▶

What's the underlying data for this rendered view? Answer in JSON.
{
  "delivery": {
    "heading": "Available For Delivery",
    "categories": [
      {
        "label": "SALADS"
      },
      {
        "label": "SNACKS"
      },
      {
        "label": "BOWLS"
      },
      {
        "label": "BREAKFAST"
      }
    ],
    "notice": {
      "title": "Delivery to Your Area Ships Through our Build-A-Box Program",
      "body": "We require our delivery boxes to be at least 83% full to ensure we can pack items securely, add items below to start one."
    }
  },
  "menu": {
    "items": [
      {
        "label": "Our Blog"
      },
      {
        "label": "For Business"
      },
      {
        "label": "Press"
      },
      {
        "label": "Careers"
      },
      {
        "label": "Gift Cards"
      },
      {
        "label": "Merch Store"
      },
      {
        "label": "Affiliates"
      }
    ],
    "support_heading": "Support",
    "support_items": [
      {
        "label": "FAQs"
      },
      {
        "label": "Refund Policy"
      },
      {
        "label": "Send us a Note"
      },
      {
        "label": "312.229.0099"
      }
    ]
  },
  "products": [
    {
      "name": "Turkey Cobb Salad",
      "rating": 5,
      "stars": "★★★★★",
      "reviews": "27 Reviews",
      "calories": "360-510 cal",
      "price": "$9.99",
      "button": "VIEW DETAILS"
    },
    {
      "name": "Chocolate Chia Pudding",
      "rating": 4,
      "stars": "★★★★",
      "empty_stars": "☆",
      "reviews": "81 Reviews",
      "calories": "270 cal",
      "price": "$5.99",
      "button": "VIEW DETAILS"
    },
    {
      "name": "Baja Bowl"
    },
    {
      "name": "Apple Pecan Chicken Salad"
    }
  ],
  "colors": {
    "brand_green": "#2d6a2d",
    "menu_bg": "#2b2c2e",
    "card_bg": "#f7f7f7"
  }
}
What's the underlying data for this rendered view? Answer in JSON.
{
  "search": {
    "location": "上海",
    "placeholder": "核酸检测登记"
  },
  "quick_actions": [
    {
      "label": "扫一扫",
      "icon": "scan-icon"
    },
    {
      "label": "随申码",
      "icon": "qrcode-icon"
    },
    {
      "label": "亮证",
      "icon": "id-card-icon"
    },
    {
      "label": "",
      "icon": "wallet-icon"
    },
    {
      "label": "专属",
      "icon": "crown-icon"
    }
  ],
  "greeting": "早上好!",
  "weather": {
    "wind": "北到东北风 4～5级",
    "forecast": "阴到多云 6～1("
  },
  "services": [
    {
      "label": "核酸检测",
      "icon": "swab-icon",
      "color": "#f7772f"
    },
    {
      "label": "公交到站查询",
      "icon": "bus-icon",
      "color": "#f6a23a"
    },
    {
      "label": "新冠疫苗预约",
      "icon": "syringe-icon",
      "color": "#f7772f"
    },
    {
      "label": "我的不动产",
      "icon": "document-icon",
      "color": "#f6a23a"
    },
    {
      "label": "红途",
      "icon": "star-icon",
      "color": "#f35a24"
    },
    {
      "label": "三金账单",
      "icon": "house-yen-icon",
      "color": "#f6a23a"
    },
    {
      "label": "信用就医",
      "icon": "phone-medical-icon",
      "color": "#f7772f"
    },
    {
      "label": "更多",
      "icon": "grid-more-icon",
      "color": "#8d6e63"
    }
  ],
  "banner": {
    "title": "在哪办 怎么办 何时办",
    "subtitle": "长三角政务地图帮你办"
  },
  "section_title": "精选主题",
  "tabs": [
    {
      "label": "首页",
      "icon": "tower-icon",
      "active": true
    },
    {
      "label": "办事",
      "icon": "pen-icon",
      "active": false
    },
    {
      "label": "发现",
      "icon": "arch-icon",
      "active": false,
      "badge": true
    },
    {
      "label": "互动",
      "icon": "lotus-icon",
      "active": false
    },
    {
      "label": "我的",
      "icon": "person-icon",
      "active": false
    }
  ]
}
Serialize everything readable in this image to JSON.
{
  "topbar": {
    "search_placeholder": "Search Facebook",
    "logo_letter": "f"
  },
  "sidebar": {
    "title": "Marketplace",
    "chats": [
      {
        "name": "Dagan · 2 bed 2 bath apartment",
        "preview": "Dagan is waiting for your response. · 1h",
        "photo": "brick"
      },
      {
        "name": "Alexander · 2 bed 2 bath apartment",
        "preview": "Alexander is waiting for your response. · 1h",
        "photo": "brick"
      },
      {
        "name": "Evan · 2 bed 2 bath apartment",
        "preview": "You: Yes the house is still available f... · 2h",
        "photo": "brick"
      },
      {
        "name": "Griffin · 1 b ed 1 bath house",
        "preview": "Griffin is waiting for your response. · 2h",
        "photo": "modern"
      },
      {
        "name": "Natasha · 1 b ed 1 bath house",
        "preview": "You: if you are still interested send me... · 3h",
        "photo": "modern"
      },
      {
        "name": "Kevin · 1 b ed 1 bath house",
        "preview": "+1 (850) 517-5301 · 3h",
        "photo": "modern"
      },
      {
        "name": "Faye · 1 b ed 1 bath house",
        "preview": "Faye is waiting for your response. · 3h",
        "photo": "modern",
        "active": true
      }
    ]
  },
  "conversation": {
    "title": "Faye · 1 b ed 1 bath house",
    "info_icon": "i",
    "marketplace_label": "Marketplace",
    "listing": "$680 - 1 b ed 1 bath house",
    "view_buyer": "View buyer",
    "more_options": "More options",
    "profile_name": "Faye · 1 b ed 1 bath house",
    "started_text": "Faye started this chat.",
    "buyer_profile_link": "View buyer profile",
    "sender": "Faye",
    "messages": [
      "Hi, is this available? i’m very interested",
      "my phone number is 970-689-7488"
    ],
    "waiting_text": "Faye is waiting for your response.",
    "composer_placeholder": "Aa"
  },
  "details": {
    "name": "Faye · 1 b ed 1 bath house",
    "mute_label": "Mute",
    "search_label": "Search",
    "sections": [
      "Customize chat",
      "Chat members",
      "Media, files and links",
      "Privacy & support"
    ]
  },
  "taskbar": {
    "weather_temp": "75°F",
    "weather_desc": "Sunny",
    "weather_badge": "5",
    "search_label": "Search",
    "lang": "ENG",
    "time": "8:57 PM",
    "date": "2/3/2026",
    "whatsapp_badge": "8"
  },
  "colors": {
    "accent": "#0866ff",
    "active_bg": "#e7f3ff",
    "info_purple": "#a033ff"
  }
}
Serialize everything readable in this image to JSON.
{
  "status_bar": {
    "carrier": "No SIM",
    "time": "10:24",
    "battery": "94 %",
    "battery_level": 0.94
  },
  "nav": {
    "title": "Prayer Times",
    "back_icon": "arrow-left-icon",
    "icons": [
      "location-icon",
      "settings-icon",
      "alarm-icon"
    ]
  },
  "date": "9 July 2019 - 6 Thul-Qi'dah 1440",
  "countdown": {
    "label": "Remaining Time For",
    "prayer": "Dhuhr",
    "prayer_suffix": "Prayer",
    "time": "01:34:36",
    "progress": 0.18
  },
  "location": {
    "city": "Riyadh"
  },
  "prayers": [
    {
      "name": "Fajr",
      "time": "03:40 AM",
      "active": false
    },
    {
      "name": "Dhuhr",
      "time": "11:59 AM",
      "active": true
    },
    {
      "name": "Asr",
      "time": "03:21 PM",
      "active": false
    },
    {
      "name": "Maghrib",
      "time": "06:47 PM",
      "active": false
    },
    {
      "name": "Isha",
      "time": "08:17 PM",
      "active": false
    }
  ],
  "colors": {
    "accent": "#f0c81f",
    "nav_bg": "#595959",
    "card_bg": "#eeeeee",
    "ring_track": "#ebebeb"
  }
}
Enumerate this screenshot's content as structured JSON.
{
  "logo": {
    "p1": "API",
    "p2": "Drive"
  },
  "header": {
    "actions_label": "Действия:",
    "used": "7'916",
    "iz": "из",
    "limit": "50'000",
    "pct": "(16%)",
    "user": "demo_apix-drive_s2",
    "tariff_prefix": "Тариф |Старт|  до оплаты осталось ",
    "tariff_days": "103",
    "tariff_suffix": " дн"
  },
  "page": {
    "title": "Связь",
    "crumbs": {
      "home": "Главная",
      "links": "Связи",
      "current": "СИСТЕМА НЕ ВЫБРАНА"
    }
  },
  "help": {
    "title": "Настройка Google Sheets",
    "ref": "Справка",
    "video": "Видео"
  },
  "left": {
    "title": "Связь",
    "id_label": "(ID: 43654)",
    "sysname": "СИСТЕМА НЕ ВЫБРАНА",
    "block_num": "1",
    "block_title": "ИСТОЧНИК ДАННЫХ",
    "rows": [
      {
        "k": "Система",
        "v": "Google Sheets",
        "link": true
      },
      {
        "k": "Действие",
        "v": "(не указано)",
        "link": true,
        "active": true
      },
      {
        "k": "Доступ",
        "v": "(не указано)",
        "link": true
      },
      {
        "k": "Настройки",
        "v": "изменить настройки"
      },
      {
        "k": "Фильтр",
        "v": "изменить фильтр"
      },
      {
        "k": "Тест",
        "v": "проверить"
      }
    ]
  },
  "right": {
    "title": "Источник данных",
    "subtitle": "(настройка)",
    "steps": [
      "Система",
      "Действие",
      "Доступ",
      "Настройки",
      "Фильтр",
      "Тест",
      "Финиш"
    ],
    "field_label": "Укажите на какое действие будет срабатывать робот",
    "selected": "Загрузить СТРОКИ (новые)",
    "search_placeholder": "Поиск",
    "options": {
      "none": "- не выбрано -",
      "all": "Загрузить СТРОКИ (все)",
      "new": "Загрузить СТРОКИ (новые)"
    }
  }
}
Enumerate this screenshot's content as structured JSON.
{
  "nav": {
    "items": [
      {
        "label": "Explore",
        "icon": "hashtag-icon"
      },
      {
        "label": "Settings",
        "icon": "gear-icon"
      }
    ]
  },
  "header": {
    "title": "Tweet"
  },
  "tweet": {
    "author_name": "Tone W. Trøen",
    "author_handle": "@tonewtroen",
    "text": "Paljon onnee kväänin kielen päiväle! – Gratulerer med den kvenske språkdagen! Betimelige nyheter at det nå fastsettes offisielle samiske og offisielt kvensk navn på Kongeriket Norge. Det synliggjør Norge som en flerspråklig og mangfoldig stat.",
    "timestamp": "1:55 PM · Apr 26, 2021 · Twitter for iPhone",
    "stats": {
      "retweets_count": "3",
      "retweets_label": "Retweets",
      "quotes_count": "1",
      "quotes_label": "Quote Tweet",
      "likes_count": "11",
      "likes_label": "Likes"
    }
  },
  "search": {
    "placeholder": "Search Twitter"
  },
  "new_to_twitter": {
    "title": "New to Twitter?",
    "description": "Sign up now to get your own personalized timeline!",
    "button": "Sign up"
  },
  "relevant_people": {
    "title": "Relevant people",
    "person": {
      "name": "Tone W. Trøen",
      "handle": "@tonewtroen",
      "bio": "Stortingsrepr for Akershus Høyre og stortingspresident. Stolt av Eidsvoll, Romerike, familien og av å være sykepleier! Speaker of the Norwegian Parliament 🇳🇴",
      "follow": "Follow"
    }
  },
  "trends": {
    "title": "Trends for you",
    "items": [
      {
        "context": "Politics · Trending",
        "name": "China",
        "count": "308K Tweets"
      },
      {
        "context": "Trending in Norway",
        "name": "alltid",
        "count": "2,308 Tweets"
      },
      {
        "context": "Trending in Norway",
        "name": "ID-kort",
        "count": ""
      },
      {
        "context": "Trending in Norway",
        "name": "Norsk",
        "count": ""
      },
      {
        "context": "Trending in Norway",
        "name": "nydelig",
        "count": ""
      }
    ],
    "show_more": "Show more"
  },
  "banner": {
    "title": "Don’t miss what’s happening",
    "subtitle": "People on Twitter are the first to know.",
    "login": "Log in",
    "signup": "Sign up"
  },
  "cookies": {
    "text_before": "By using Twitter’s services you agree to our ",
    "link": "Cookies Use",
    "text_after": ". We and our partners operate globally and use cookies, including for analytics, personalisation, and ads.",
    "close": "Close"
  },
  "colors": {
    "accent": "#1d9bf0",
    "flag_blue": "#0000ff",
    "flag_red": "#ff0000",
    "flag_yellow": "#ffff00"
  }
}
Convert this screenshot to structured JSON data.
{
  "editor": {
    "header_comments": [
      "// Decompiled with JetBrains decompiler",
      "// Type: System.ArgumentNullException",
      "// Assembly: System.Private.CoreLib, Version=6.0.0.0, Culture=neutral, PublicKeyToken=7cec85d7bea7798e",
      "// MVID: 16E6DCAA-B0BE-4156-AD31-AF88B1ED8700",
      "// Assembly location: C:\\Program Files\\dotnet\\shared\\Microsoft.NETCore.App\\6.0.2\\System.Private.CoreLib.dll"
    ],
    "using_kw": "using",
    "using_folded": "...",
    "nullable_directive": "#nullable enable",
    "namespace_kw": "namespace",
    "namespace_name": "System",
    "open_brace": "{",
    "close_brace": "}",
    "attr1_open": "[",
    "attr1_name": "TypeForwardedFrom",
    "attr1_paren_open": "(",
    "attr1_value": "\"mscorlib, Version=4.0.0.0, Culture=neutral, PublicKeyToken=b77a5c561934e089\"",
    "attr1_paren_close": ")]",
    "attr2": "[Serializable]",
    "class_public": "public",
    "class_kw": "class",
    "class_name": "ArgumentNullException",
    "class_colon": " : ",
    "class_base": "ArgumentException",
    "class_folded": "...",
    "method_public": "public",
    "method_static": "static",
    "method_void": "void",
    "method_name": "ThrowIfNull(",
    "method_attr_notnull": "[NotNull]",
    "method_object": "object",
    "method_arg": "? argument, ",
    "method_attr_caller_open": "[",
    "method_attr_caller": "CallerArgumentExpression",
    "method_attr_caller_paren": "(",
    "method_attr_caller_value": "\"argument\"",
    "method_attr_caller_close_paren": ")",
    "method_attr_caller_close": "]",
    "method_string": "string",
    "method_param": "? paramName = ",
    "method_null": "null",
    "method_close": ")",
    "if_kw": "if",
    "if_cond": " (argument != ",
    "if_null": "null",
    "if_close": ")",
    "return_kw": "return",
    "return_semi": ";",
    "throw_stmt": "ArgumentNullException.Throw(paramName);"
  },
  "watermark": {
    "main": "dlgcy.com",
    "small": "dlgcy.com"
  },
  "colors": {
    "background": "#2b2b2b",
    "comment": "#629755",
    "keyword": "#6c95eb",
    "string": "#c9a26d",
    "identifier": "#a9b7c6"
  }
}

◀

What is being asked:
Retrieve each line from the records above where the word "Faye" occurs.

Solution:
        "name": "Faye · 1 b ed 1 bath house",
        "preview": "Faye is waiting for your response. · 3h",
    "title": "Faye · 1 b ed 1 bath house",
    "profile_name": "Faye · 1 b ed 1 bath house",
    "started_text": "Faye started this chat.",
    "sender": "Faye",
    "waiting_text": "Faye is waiting for your response.",
    "name": "Faye · 1 b ed 1 bath house",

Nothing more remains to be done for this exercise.